→ **What you have to do**
Write out all the data verbatim. Skip images.

→ **Given data**
BEGIN

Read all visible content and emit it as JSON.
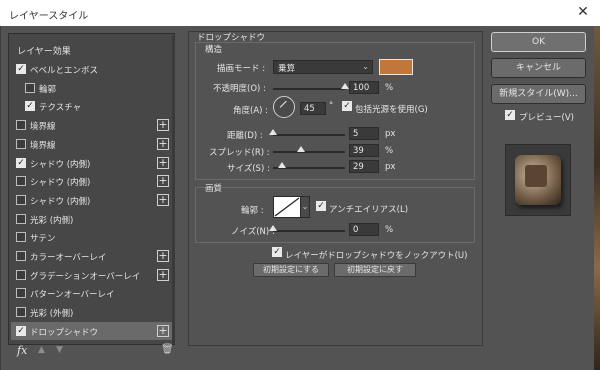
{
  "window": {
    "title": "レイヤースタイル",
    "close": "✕"
  },
  "left_panel": {
    "header": "レイヤー効果",
    "items": [
      {
        "label": "ベベルとエンボス",
        "checked": true,
        "plus": false,
        "indent": false
      },
      {
        "label": "輪郭",
        "checked": false,
        "plus": false,
        "indent": true
      },
      {
        "label": "テクスチャ",
        "checked": true,
        "plus": false,
        "indent": true
      },
      {
        "label": "境界線",
        "checked": false,
        "plus": true,
        "indent": false
      },
      {
        "label": "境界線",
        "checked": false,
        "plus": true,
        "indent": false
      },
      {
        "label": "シャドウ (内側)",
        "checked": true,
        "plus": true,
        "indent": false
      },
      {
        "label": "シャドウ (内側)",
        "checked": false,
        "plus": true,
        "indent": false
      },
      {
        "label": "シャドウ (内側)",
        "checked": false,
        "plus": true,
        "indent": false
      },
      {
        "label": "光彩 (内側)",
        "checked": false,
        "plus": false,
        "indent": false
      },
      {
        "label": "サテン",
        "checked": false,
        "plus": false,
        "indent": false
      },
      {
        "label": "カラーオーバーレイ",
        "checked": false,
        "plus": true,
        "indent": false
      },
      {
        "label": "グラデーションオーバーレイ",
        "checked": false,
        "plus": true,
        "indent": false
      },
      {
        "label": "パターンオーバーレイ",
        "checked": false,
        "plus": false,
        "indent": false
      },
      {
        "label": "光彩 (外側)",
        "checked": false,
        "plus": false,
        "indent": false
      },
      {
        "label": "ドロップシャドウ",
        "checked": true,
        "plus": true,
        "indent": false,
        "active": true
      }
    ],
    "footer": {
      "fx": "fx",
      "trash_icon": "🗑"
    }
  },
  "drop_shadow": {
    "title": "ドロップシャドウ",
    "structure": {
      "title": "構造",
      "blend_mode_label": "描画モード :",
      "blend_mode_value": "乗算",
      "shadow_color": "#c2773a",
      "opacity_label": "不透明度(O) :",
      "opacity_value": "100",
      "opacity_fraction": 1.0,
      "opacity_unit": "%",
      "angle_label": "角度(A) :",
      "angle_value": "45",
      "angle_unit": "°",
      "global_light_label": "包括光源を使用(G)",
      "global_light_checked": true,
      "distance_label": "距離(D) :",
      "distance_value": "5",
      "distance_fraction": 0.0,
      "distance_unit": "px",
      "spread_label": "スプレッド(R) :",
      "spread_value": "39",
      "spread_fraction": 0.39,
      "spread_unit": "%",
      "size_label": "サイズ(S) :",
      "size_value": "29",
      "size_fraction": 0.12,
      "size_unit": "px"
    },
    "quality": {
      "title": "画質",
      "contour_label": "輪郭 :",
      "antialias_label": "アンチエイリアス(L)",
      "antialias_checked": true,
      "noise_label": "ノイズ(N) :",
      "noise_value": "0",
      "noise_fraction": 0.0,
      "noise_unit": "%"
    },
    "knockout_label": "レイヤーがドロップシャドウをノックアウト(U)",
    "knockout_checked": true,
    "make_default": "初期設定にする",
    "reset_default": "初期設定に戻す"
  },
  "buttons": {
    "ok": "OK",
    "cancel": "キャンセル",
    "new_style": "新規スタイル(W)...",
    "preview_label": "プレビュー(V)",
    "preview_checked": true
  }
}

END

→ **Solution for this exercise**
Read all visible content and emit it as JSON.
{
  "window": {
    "title": "レイヤースタイル",
    "close": "✕"
  },
  "left_panel": {
    "header": "レイヤー効果",
    "items": [
      {
        "label": "ベベルとエンボス",
        "checked": true,
        "plus": false,
        "indent": false
      },
      {
        "label": "輪郭",
        "checked": false,
        "plus": false,
        "indent": true
      },
      {
        "label": "テクスチャ",
        "checked": true,
        "plus": false,
        "indent": true
      },
      {
        "label": "境界線",
        "checked": false,
        "plus": true,
        "indent": false
      },
      {
        "label": "境界線",
        "checked": false,
        "plus": true,
        "indent": false
      },
      {
        "label": "シャドウ (内側)",
        "checked": true,
        "plus": true,
        "indent": false
      },
      {
        "label": "シャドウ (内側)",
        "checked": false,
        "plus": true,
        "indent": false
      },
      {
        "label": "シャドウ (内側)",
        "checked": false,
        "plus": true,
        "indent": false
      },
      {
        "label": "光彩 (内側)",
        "checked": false,
        "plus": false,
        "indent": false
      },
      {
        "label": "サテン",
        "checked": false,
        "plus": false,
        "indent": false
      },
      {
        "label": "カラーオーバーレイ",
        "checked": false,
        "plus": true,
        "indent": false
      },
      {
        "label": "グラデーションオーバーレイ",
        "checked": false,
        "plus": true,
        "indent": false
      },
      {
        "label": "パターンオーバーレイ",
        "checked": false,
        "plus": false,
        "indent": false
      },
      {
        "label": "光彩 (外側)",
        "checked": false,
        "plus": false,
        "indent": false
      },
      {
        "label": "ドロップシャドウ",
        "checked": true,
        "plus": true,
        "indent": false,
        "active": true
      }
    ],
    "footer": {
      "fx": "fx",
      "trash_icon": "🗑"
    }
  },
  "drop_shadow": {
    "title": "ドロップシャドウ",
    "structure": {
      "title": "構造",
      "blend_mode_label": "描画モード :",
      "blend_mode_value": "乗算",
      "shadow_color": "#c2773a",
      "opacity_label": "不透明度(O) :",
      "opacity_value": "100",
      "opacity_fraction": 1.0,
      "opacity_unit": "%",
      "angle_label": "角度(A) :",
      "angle_value": "45",
      "angle_unit": "°",
      "global_light_label": "包括光源を使用(G)",
      "global_light_checked": true,
      "distance_label": "距離(D) :",
      "distance_value": "5",
      "distance_fraction": 0.0,
      "distance_unit": "px",
      "spread_label": "スプレッド(R) :",
      "spread_value": "39",
      "spread_fraction": 0.39,
      "spread_unit": "%",
      "size_label": "サイズ(S) :",
      "size_value": "29",
      "size_fraction": 0.12,
      "size_unit": "px"
    },
    "quality": {
      "title": "画質",
      "contour_label": "輪郭 :",
      "antialias_label": "アンチエイリアス(L)",
      "antialias_checked": true,
      "noise_label": "ノイズ(N) :",
      "noise_value": "0",
      "noise_fraction": 0.0,
      "noise_unit": "%"
    },
    "knockout_label": "レイヤーがドロップシャドウをノックアウト(U)",
    "knockout_checked": true,
    "make_default": "初期設定にする",
    "reset_default": "初期設定に戻す"
  },
  "buttons": {
    "ok": "OK",
    "cancel": "キャンセル",
    "new_style": "新規スタイル(W)...",
    "preview_label": "プレビュー(V)",
    "preview_checked": true
  }
}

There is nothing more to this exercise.